After a busy summer season of growing and producing, your garden needs some attention in the fall to maintain its beauty and health.  Many gardeners do all the heavy lifting to prepare a garden in spring.  But, planning and planting a garden in the fall is not only good for your garden, it’s also economical!

Dalynn Malek, the editor of our “Weeder’s Digest, outlines some simple, but important, fall gardening task (adapted from an article on that will make all the difference in your garden next spring.

Clean Up Debris

While you don’t need to remove every seed head and leaf from the garden, it’s good practice to remove any diseased plant material or fallen fruit to stop the spread of pests and disease in the following year. This job should really be done throughout the year, but in fall it is especially important to remove anything that would like to overwinter in your garden and cause you problems in the spring.

Feed the Soil

The garden has been working hard all summer to produce and has drawn a lot of nutrition from the soil to make those gorgeous blooms and tasty fruit. Give some of that nutrition back by amending garden soil in the fall. Make your own compost at home using a compost bin to turn leaves, food scraps and more into a soil amendment. Spread the compost around the garden and scratch it into the top one-to-two inches of soil.


Possibly the most exciting garden task in fall is harvesting.  With armloads of fresh flowers and

baskets of produce everywhere, you are set to the task of reaping what you have sown back at the beginning of the gardening year. Celebrate your success, and then get down to the business of harvesting and preserving herbs, vegetables, flowers and seeds for future gardens.

Cut Back and Divide Perennials

Not all perennials need to be cut back but take stock of those that are looking overcrowded or too large for the space. Those are free plants! Many perennials thrive by being divided, especially if they are crowded. To divide perennials, dig up the plant and all its roots. Then, gently shake the soil from the roots and look for where the plant can easily be split into divisions. Plant those around your garden in the fall, and they will look gorgeous next year.


Mulching in the fall creates a warm blanket on the top of the soil that slowly breaks down into humus that will feed the soil. If you have deciduous trees on your property, mulching is easy. Let the leaves fall on the garden and leave them there as mulch. You could also mulch leaves with a lawnmower or leaf vacuum and spread the chopped-up leaves on the soil.

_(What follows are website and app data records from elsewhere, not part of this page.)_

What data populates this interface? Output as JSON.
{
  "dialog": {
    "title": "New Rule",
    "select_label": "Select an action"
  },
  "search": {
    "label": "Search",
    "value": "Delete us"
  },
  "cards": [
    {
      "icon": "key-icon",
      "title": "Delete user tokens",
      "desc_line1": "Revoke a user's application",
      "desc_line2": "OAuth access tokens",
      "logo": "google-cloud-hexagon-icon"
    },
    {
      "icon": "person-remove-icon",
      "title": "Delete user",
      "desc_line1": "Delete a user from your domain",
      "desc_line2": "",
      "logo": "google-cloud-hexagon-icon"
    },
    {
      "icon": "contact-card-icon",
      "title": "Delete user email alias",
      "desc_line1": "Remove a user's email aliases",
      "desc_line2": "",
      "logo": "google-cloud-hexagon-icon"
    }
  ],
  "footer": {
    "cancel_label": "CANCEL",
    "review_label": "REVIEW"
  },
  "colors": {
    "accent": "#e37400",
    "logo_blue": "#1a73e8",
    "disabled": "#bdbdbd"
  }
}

In the spring, the mulched leaves can be left in place when you add a layer of compost or top soil.

Add New Plants (on a Budget)

Another way to build your garden economically is to shop for new plants in the fall. Many of the garden centers will be moving out the warm-season stock. They don’t want to spend the time and effort taking care of the plants until next spring, so they will be heavily discounted. Even better news is that fall is the perfect time to plant perennials, evergreens, trees and shrubs!

Clean Your Garden Tools

Fall is a great time to give your garden tools a good scrubbing. Wash hand tools like trowels and rakes with soapy water and a scouring sponge. Use a power washer to get large tools really clean. And, take good care of your pruners, not only cleaning but sharpening them.

Do Nothing!

Leaving parts of your garden alone completely is also a beneficial thing to do! Let leaves go yellow and seed heads harden. Be sure to leave plenty of healthy plant material in your garden to feed garden wildlife over the winter months. Be sure to leave some of the leaves on the soil until spring so the plants can get their nutrient boost! Seeds left in the garden provide food for birds, so allow some to drop and stay.

Adapted from article on